#### Extracted information:
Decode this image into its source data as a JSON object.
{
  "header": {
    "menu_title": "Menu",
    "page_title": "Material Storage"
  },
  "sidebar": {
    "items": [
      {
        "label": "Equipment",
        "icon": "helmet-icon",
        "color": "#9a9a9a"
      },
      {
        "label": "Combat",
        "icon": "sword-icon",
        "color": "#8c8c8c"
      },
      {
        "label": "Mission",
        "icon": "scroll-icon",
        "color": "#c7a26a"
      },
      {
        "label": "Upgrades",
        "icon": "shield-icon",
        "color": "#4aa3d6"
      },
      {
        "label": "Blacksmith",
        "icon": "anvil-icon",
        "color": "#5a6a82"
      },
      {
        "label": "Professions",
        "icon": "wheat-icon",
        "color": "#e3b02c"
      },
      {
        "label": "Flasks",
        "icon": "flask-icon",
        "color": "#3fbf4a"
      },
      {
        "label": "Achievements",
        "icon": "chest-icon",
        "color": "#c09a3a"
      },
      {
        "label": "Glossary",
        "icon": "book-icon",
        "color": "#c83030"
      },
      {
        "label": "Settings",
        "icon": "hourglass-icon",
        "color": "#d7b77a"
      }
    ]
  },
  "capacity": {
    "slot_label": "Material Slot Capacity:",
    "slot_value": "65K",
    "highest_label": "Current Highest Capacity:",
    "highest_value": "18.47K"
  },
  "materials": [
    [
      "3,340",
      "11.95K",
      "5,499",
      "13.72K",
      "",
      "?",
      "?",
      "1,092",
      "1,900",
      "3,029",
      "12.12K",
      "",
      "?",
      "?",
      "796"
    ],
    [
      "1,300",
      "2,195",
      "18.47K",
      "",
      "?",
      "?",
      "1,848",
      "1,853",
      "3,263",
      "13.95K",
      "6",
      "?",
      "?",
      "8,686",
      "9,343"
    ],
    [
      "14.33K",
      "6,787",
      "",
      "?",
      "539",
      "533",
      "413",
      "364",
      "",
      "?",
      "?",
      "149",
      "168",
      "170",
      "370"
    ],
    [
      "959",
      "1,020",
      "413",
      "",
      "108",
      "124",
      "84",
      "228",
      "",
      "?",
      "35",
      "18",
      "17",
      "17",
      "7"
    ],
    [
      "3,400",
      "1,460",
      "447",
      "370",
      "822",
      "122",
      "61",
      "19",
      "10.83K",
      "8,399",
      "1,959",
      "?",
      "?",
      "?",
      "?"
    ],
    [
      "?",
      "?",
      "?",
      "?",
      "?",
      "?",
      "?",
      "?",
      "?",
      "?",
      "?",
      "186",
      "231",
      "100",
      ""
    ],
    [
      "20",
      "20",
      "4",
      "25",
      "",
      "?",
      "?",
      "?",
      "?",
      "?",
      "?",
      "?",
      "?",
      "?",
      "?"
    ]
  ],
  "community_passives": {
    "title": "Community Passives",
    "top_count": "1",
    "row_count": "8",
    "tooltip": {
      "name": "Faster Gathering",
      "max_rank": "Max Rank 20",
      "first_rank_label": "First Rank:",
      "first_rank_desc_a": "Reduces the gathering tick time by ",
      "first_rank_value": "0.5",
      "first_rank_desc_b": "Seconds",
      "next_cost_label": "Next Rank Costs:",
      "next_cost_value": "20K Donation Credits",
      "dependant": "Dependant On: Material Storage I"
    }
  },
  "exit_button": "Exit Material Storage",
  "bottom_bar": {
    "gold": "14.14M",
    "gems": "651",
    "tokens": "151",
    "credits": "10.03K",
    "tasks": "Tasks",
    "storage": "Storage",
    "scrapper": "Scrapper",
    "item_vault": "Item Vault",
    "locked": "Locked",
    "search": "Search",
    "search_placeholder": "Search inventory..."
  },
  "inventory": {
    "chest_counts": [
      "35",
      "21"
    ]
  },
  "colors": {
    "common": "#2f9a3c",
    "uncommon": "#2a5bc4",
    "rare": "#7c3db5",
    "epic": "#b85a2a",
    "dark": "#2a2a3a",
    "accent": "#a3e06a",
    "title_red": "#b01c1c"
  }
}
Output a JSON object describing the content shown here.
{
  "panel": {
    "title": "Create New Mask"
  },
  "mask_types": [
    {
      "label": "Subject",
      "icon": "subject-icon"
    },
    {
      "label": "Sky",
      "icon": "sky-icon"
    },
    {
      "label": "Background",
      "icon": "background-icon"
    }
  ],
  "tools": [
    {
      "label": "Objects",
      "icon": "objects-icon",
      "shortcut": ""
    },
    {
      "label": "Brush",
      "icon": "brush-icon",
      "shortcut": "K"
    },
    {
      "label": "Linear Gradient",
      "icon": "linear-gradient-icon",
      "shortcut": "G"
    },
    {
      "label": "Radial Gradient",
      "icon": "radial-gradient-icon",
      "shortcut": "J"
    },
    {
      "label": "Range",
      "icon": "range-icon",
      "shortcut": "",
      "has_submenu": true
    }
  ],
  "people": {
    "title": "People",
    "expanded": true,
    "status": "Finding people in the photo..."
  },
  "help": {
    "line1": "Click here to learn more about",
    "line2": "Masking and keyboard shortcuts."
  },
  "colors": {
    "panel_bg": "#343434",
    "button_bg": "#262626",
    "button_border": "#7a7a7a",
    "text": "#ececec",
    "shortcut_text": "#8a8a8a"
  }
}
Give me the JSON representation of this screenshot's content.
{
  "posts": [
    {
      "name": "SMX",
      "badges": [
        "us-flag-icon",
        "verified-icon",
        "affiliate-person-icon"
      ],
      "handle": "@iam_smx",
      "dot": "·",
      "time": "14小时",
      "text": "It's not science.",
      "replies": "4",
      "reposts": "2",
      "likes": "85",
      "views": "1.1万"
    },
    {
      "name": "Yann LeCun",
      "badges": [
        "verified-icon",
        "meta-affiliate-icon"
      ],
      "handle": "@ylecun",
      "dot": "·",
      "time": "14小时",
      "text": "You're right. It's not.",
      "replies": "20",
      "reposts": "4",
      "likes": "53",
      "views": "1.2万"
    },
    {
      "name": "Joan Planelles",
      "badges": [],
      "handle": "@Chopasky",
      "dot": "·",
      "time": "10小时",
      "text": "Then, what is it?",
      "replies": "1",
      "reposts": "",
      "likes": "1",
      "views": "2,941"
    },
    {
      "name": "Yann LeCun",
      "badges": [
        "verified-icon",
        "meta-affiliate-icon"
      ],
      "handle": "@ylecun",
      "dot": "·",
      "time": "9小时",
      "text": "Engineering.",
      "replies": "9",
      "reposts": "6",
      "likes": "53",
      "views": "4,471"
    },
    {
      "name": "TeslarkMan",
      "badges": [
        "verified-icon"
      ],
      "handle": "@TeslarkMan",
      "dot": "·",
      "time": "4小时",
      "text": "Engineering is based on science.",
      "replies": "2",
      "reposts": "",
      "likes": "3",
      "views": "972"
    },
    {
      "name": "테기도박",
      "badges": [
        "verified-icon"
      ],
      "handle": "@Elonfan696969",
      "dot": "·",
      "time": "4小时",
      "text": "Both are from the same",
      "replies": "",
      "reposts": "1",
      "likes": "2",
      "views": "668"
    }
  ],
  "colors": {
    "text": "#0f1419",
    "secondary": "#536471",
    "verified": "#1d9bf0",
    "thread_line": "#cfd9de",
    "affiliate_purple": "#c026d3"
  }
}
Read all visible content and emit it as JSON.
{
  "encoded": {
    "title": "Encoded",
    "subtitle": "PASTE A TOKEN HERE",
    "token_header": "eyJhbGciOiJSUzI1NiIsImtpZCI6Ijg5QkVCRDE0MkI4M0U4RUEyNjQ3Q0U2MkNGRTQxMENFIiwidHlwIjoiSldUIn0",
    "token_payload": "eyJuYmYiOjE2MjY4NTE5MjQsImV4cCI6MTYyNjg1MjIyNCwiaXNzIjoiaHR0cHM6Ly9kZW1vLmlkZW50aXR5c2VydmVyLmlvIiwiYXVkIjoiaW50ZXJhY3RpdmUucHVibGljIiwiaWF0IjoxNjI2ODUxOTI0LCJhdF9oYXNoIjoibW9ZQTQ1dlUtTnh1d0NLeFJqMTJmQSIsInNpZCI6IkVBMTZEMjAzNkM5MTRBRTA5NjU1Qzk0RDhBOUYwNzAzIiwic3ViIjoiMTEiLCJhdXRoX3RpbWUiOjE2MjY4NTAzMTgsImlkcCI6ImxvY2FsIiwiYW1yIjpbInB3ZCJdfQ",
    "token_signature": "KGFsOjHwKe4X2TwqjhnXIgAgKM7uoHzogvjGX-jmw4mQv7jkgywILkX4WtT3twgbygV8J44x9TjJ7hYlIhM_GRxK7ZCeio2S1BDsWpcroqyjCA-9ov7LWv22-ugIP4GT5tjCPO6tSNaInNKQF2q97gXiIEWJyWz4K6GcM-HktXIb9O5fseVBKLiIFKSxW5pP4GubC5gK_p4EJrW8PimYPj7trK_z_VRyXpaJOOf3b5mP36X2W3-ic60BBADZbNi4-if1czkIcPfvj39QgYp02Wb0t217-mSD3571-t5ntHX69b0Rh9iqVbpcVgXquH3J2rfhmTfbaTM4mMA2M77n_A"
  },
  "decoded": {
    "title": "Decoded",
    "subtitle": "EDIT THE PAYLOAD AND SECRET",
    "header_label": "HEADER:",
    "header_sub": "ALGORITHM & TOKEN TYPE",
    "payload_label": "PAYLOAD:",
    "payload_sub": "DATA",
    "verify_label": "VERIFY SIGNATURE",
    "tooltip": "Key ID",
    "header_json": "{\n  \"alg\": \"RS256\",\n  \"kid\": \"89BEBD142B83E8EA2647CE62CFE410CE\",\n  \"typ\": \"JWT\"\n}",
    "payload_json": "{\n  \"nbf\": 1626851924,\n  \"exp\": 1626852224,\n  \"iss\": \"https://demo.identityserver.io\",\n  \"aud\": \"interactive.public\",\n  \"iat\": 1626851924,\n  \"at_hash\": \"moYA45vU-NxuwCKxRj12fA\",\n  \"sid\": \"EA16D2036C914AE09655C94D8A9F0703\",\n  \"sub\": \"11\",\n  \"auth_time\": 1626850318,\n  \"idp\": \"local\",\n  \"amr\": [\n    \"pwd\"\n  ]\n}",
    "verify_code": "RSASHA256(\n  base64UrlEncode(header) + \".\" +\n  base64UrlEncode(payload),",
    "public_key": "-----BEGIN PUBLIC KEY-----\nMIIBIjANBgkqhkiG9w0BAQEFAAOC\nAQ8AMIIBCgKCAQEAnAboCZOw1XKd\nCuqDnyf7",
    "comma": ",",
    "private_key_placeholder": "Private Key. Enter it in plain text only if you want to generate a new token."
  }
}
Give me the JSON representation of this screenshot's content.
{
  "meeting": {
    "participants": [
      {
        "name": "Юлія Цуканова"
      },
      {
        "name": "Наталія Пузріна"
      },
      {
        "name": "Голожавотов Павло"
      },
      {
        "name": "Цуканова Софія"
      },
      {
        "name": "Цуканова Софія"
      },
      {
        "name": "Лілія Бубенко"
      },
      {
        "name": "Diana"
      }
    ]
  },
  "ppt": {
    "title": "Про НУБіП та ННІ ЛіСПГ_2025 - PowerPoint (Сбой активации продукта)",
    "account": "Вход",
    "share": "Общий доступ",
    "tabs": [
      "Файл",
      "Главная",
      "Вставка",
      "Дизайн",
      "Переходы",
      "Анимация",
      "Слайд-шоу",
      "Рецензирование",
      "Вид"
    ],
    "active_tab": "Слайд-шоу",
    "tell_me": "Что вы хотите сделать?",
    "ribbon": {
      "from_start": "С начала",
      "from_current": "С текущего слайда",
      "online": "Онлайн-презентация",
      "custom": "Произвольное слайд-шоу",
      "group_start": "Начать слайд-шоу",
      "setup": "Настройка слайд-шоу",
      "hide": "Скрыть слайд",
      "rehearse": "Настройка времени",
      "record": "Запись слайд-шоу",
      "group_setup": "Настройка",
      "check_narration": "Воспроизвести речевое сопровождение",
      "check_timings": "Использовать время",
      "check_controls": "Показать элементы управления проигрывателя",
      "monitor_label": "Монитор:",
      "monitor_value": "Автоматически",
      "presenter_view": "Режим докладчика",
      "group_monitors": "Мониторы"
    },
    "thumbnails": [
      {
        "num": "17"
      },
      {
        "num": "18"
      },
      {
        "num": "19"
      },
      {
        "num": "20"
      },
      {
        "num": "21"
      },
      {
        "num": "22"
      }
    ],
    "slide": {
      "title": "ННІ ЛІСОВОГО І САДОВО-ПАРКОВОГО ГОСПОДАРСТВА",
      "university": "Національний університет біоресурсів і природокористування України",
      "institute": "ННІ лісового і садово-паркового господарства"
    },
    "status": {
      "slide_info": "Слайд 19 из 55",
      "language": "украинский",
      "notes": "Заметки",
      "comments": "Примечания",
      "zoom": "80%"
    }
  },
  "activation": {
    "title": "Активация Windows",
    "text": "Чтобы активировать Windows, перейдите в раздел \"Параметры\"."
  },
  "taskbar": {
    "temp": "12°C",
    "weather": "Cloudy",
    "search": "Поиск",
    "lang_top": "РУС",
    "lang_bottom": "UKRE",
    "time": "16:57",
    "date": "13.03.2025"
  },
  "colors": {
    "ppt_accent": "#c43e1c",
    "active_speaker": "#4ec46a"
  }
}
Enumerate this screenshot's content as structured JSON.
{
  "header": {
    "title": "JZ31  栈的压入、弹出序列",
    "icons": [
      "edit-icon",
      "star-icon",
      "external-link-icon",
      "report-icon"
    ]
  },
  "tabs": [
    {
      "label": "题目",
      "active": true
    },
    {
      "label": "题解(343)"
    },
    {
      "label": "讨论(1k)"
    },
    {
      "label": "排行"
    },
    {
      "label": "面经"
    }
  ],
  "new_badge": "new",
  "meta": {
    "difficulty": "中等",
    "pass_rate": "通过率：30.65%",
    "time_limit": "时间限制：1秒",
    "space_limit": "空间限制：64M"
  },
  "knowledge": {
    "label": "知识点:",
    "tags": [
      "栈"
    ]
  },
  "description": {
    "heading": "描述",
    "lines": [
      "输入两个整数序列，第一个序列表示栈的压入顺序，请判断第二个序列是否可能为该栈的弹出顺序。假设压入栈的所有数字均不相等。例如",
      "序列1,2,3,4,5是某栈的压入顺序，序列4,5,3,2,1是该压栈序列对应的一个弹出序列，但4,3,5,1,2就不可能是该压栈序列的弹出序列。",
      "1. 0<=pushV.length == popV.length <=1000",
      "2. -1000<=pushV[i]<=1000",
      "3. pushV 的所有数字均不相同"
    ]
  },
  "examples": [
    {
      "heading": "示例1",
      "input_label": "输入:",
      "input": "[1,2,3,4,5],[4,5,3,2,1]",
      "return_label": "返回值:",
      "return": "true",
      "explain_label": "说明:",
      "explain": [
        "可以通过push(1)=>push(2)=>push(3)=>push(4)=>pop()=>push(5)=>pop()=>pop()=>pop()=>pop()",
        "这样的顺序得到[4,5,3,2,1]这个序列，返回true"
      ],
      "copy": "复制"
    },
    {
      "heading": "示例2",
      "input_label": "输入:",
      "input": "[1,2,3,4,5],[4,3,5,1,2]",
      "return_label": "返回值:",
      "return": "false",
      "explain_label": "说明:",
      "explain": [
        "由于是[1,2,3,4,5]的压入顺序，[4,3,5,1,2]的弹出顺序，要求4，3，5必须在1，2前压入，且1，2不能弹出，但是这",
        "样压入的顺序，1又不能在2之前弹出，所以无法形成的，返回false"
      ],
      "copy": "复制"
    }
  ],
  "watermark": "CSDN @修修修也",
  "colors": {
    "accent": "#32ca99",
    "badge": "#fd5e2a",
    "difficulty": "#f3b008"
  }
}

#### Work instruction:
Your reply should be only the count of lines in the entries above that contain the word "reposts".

#### Answer box:
6